Meanwhile, former state Sen. Chuck Morse has invited the press and supporters to join him early Tuesday morning when he “kicks off New Hampshire’s 2024 First In The Nation Primary and casting his ballot for President Donald J. Trump.”

Morse, who is seeking the GOP nomination for governor, endorsed Trump weeks ago, a sign he believes Trump will be an important force in state politics in 2024. And given the current RCP polling average shows Trump at 55 percent and holding an 18-point lead, he has a strong case.

Former U.S. Sen. Kelly Ayotte, who’s also seeking the GOP nomination for governor, has not endorsed in the presidential primary.

As Trump’s polling lead has widened, there’s been more attention turned to the messy Democratic contest. In a typical year, an incumbent president seeking reelection would mean a sleepy primary contest with the current White House occupant facing nothing more than token opposition. In 2020, incumbent Republican Donald Trump, facing nuisance candidate (and former Massachusetts governor) Bill Weld, got nearly 130,000 votes and won 86 percent of the total.

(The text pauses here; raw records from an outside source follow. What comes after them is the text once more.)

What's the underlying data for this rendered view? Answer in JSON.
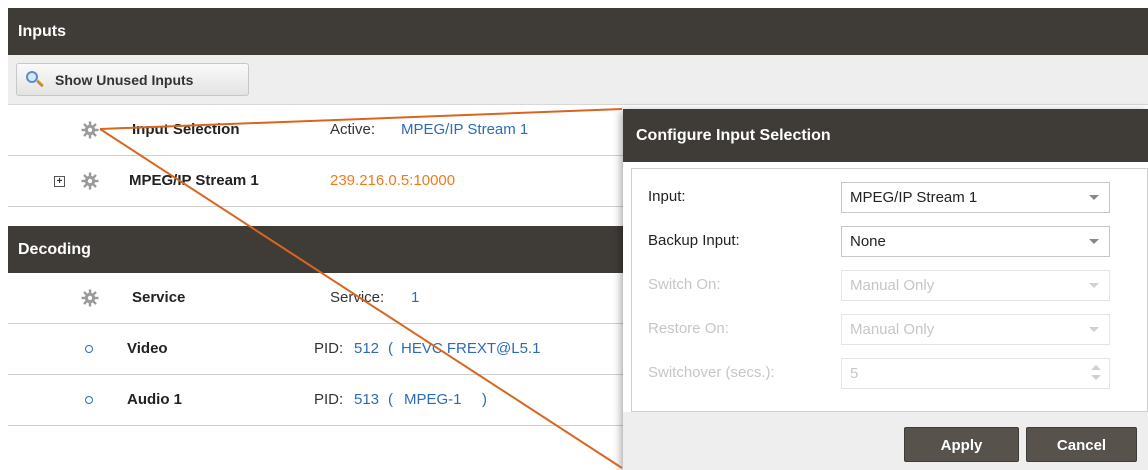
{
  "inputs": {
    "title": "Inputs",
    "show_unused_label": "Show Unused Inputs",
    "rows": [
      {
        "name": "Input Selection",
        "key": "Active:",
        "value": "MPEG/IP Stream 1"
      },
      {
        "name": "MPEG/IP Stream 1",
        "key": "",
        "value": "239.216.0.5:10000"
      }
    ]
  },
  "decoding": {
    "title": "Decoding",
    "rows": [
      {
        "name": "Service",
        "key": "Service:",
        "value": "1"
      },
      {
        "name": "Video",
        "key": "PID:",
        "value": "512",
        "detail_open": "(",
        "detail": "HEVC  FREXT@L5.1",
        "detail_close": ""
      },
      {
        "name": "Audio 1",
        "key": "PID:",
        "value": "513",
        "detail_open": "(",
        "detail": "MPEG-1",
        "detail_close": ")"
      }
    ]
  },
  "dialog": {
    "title": "Configure Input Selection",
    "fields": [
      {
        "label": "Input:",
        "value": "MPEG/IP Stream 1",
        "enabled": true
      },
      {
        "label": "Backup Input:",
        "value": "None",
        "enabled": true
      },
      {
        "label": "Switch On:",
        "value": "Manual Only",
        "enabled": false
      },
      {
        "label": "Restore On:",
        "value": "Manual Only",
        "enabled": false
      },
      {
        "label": "Switchover (secs.):",
        "value": "5",
        "enabled": false
      }
    ],
    "apply_label": "Apply",
    "cancel_label": "Cancel"
  },
  "colors": {
    "header_bg": "#3f3b37",
    "link": "#2d6cb4",
    "address": "#f07b1e",
    "connector": "#d9661f"
  },
  "icons": [
    "magnifier-icon",
    "gear-icon",
    "expand-plus-icon",
    "bullet-icon",
    "chevron-down-icon",
    "spinner-icon"
  ]
}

This year, because Joe Biden tried to kill the Democrats’ First in the Nation primary, he won’t allow his name to appear on the ballot. Then again, Biden hasn’t had much luck when appearing on the New Hampshire ballot.

In 2020, Biden won just 8 percent of the vote, putting him in fifth place.

In 2008, Biden dropped out five days before the primary after his abysmal performance in the Iowa caucuses. He got 0.22 percent of the vote in the Granite State primary.

In 1987 (yes, he’s been running for president that long), he dropped out of the race after being caught plagiarizing a speech by U.K. Labour Party leader Neil Kinnock. He didn’t make it to New Hampshire that year, either.

This year, Biden is the most unpopular president among New Hampshire voters in the modern era. In the new Marist poll, just 38 percent of Granite Staters approve of the job he’s doing, while 56 percent disapprove. “New Hampshire residents are more than twice as likely to strongly disapprove (44 percent) of Biden’s job performance than strongly approve (19 percent),” Marist adds.

Biden hasn’t set foot in New Hampshire since his decision to try to blow up the primary, and his name won’t appear on the ballot. Now, a ragtag group of Democrats is trying to save him from a potentially debilitating embarrassment by mounting a write-in candidacy for him.

The latest UNH poll shows support for the Biden write-in is slipping, and it’s close to just 60 percent of his own party in a race against an unknown congressman from Minnesota, Rep. Dean Phillips (D).

What is the percentage that looks like a big win for Biden, as opposed to an LBJ-style close call? (President Lyndon Johnson got 48 percent in 1968 against Sen. Eugene McCarthy’s 42 percent).

And what happens if Donald Trump, in a hotly contested race, wins a higher percentage of the vote than Biden, facing token opposition?

Then again, what happens if, regardless of Haley’s performance, Trump gets 50 percent or more of the vote?

These are the questions Granite Staters — and the world of American politics — want to see answered Tuesday night.